**BRIEF**
Filter the records below, keeping only lines with the string "kind".

[Website and app data records]
━━━━━━━━━━━━━━━━━━━━━━━━━━━━━━
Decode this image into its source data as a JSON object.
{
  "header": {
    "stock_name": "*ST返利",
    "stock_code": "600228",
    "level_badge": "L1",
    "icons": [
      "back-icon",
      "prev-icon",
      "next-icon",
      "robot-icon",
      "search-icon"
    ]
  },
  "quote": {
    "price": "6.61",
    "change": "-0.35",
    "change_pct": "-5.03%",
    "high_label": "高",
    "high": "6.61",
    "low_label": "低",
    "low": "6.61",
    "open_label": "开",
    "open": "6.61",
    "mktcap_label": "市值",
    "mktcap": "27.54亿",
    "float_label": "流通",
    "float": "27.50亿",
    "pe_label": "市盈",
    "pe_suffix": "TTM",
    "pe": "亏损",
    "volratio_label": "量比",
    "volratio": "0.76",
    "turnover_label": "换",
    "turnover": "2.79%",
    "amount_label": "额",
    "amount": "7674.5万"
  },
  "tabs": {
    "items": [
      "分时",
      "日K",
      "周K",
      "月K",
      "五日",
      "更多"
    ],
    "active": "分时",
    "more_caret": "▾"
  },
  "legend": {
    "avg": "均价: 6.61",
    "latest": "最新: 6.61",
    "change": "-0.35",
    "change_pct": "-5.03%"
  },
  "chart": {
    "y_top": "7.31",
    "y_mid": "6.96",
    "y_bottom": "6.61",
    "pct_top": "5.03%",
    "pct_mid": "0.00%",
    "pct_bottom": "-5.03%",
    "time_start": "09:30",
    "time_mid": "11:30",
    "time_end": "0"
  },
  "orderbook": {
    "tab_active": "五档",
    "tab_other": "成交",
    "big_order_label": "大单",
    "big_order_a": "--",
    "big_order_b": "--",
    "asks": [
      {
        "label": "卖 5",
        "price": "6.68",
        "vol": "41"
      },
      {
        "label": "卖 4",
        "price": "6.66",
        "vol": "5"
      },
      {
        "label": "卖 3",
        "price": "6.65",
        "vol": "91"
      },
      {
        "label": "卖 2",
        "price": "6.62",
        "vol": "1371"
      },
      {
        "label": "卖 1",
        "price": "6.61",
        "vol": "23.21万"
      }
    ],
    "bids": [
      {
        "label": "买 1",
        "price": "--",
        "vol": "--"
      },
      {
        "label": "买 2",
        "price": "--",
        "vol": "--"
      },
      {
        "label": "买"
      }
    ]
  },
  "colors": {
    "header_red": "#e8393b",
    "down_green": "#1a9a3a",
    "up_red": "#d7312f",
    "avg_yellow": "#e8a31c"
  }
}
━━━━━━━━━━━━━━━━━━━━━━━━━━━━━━
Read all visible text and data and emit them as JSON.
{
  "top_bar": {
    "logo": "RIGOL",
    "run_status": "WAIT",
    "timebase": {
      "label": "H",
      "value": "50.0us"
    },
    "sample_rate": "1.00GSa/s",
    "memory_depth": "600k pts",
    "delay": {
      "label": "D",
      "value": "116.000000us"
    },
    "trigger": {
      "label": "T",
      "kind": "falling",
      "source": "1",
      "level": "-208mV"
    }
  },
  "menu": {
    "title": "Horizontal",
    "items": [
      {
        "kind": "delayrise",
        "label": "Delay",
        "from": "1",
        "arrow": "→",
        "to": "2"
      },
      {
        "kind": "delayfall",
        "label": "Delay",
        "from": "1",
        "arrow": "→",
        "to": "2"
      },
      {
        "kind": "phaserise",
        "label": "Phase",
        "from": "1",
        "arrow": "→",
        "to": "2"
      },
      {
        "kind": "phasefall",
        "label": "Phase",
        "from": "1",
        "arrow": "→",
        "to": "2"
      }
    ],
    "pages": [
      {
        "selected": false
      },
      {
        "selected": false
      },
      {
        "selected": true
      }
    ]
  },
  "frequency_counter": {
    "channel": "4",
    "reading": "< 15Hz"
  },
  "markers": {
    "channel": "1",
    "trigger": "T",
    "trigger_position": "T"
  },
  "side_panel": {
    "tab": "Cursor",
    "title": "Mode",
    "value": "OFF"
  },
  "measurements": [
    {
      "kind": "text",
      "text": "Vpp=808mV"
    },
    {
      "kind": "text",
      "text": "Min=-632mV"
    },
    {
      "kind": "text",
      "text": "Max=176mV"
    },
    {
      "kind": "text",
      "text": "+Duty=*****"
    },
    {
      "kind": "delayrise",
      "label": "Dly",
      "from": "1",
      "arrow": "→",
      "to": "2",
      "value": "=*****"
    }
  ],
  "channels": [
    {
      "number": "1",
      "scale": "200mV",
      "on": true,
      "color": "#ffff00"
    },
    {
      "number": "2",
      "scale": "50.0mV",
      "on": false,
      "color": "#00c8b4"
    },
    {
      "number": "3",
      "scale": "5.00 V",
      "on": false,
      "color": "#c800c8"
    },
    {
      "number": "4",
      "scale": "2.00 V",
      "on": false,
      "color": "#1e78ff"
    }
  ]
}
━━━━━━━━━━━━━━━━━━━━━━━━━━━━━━
**RESPONSE AREA**
      "kind": "falling",
        "kind": "delayrise",
        "kind": "delayfall",
        "kind": "phaserise",
        "kind": "phasefall",
      "kind": "text",
      "kind": "text",
      "kind": "text",
      "kind": "text",
      "kind": "delayrise",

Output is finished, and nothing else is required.